Try this, it’s simple!
Choose a topic that you need or your partner want to share your feelings about. Stick to this one topic, to avoid chain reactions of blame and shame!
One person Opens the Door, slowly, at their own pace, telling their own story, talking about him or herself, not blaming or shaming.
The other person Listens at the Door, listening politely at the door, does not barge in, does not interrupt, but waits to be invited in
The person who Opens the Door:
Reads the Yeats poem first.
Discusses the topic, talks about himself, using “I” statements, without blaming the partner or anyone else, allowing the softer emotions and hopes and dreams to emerge from beneath the harder emotions of anger and distrust
The person who Listens at the Door, helps his or her partner:
Keep the Door Open by:
NOT trying to solve the problem
engaging in polite listening
seeking to understand, not be understood
NOT getting defensive, this makes it about him or her self
ALLOWING the person to talk without interrupting
TAKES in the meaning without taking things personally
ASKS NON-INFLAMMATORY, open ended, deepening questions,
How do you feel about this?
What does this mean to you?
Is there anything else?
I send good wishes to you and your loved ones.

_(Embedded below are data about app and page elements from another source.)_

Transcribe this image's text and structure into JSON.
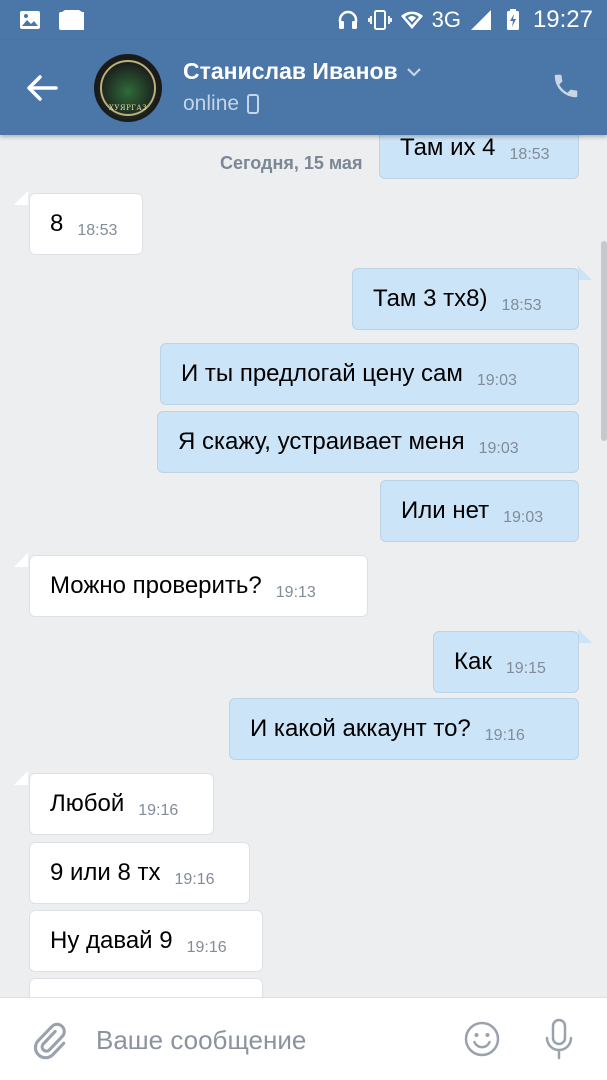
{
  "status_bar": {
    "time": "19:27",
    "network": "3G",
    "icons": [
      "gallery-icon",
      "message-icon",
      "headphones-icon",
      "vibrate-icon",
      "wifi-icon",
      "signal-icon",
      "battery-charging-icon"
    ]
  },
  "header": {
    "contact_name": "Станислав Иванов",
    "status": "online",
    "avatar_text": "ХУЯРГАЗ",
    "colors": {
      "bar": "#4a76a8",
      "status_text": "#c5d5e8"
    }
  },
  "chat": {
    "date_separator": "Сегодня, 15 мая",
    "messages": [
      {
        "dir": "out",
        "text": "Там их 4",
        "time": "18:53"
      },
      {
        "dir": "in",
        "text": "8",
        "time": "18:53"
      },
      {
        "dir": "out",
        "text": "Там 3 тх8)",
        "time": "18:53"
      },
      {
        "dir": "out",
        "text": "И ты предлогай цену сам",
        "time": "19:03"
      },
      {
        "dir": "out",
        "text": "Я скажу, устраивает меня",
        "time": "19:03"
      },
      {
        "dir": "out",
        "text": "Или нет",
        "time": "19:03"
      },
      {
        "dir": "in",
        "text": "Можно проверить?",
        "time": "19:13"
      },
      {
        "dir": "out",
        "text": "Как",
        "time": "19:15"
      },
      {
        "dir": "out",
        "text": "И какой аккаунт то?",
        "time": "19:16"
      },
      {
        "dir": "in",
        "text": "Любой",
        "time": "19:16"
      },
      {
        "dir": "in",
        "text": "9 или 8 тх",
        "time": "19:16"
      },
      {
        "dir": "in",
        "text": "Ну давай 9",
        "time": "19:16"
      },
      {
        "dir": "in",
        "text": "",
        "time": ""
      }
    ],
    "colors": {
      "outgoing": "#cce4f7",
      "incoming": "#ffffff",
      "background": "#edeef0"
    }
  },
  "composer": {
    "placeholder": "Ваше сообщение"
  }
}
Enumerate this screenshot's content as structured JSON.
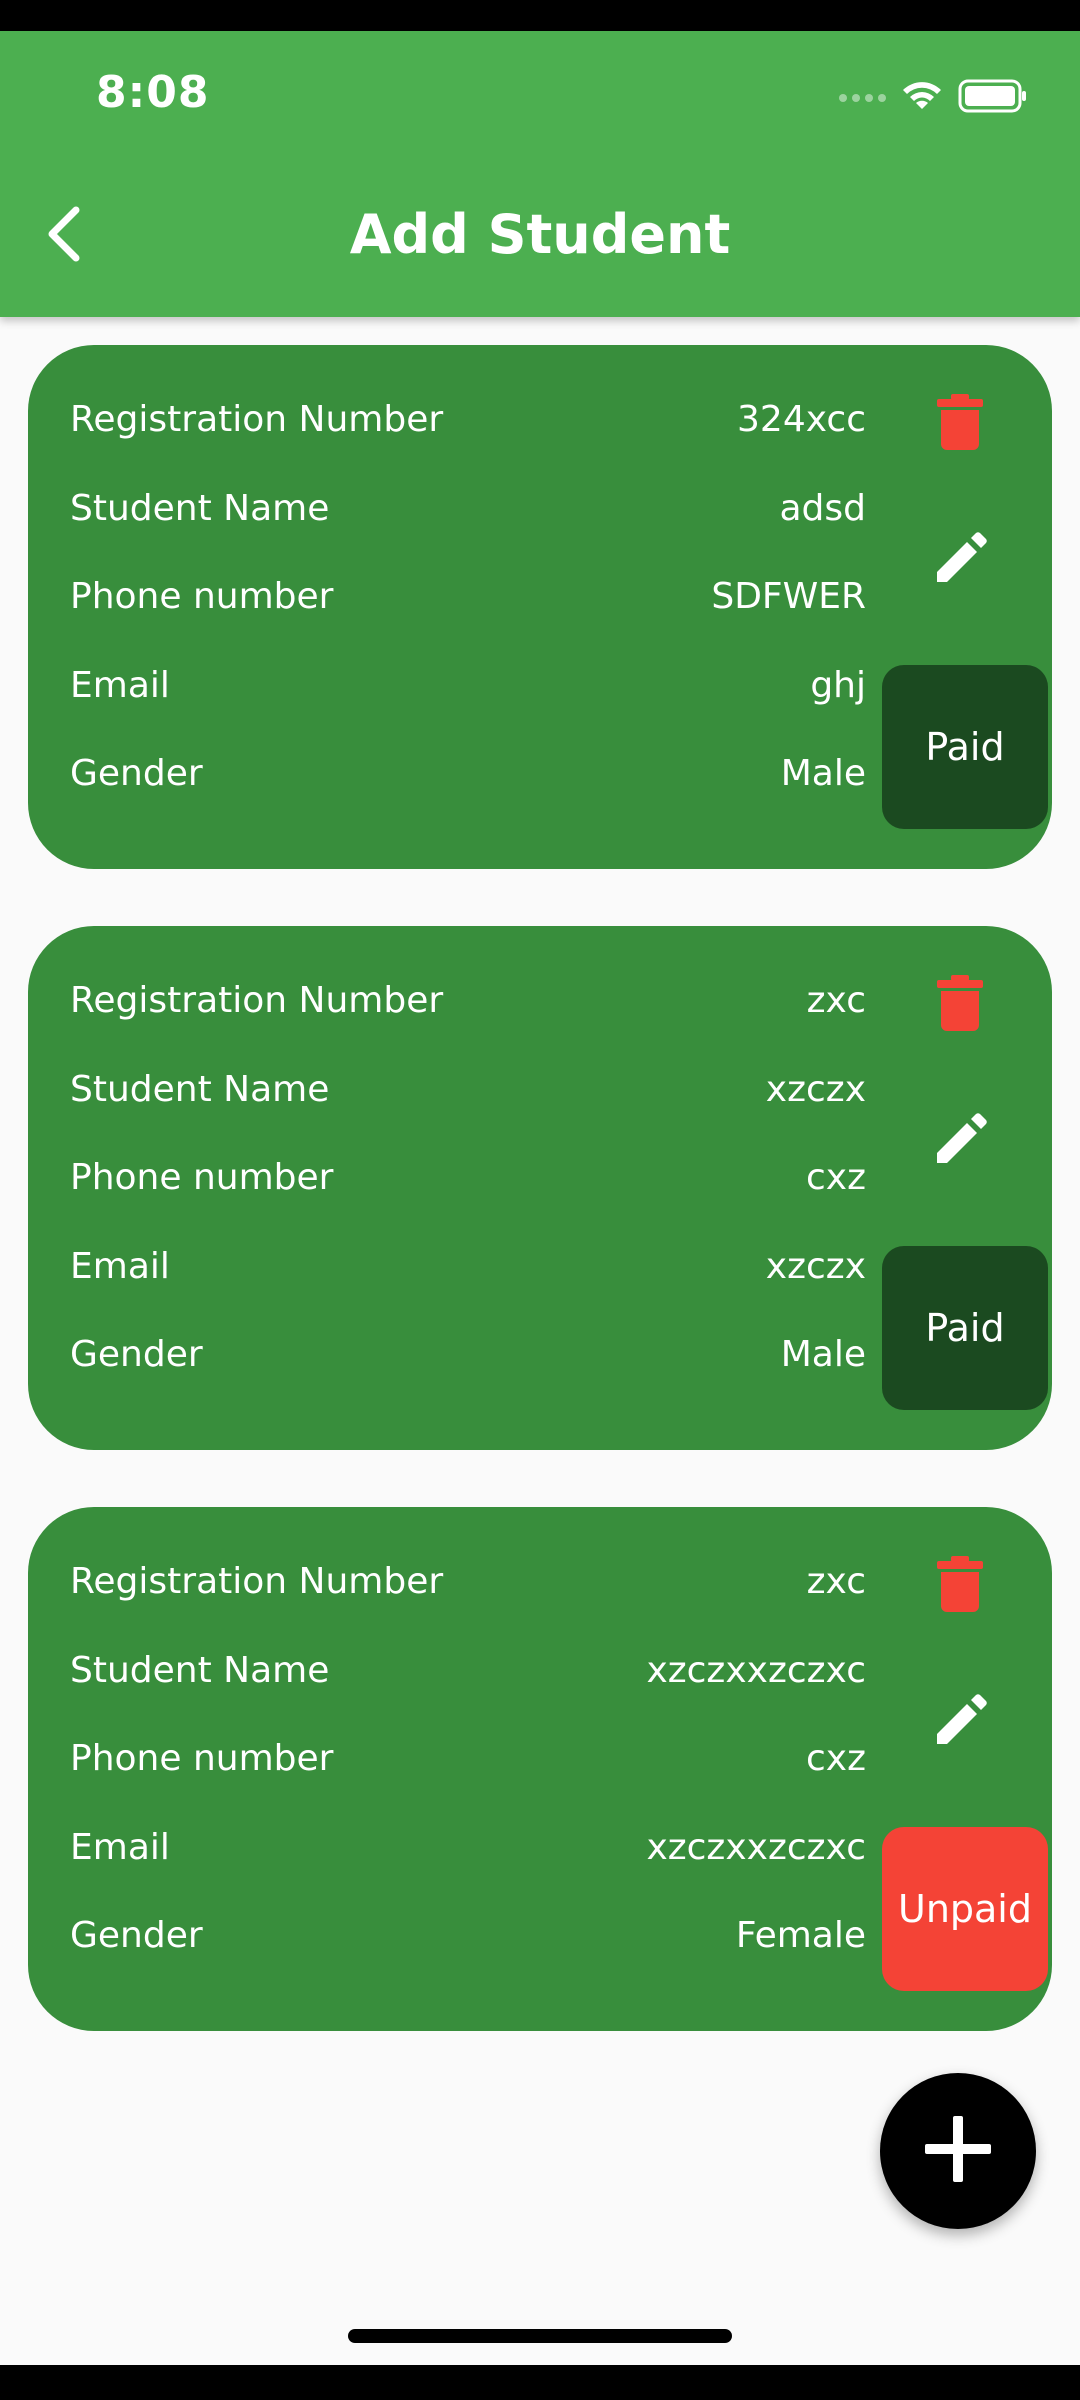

If you are needing some individual help, please find me at my website birthtouch.com where I offer my original books, local counseling services, individualized coaching calls and online courses.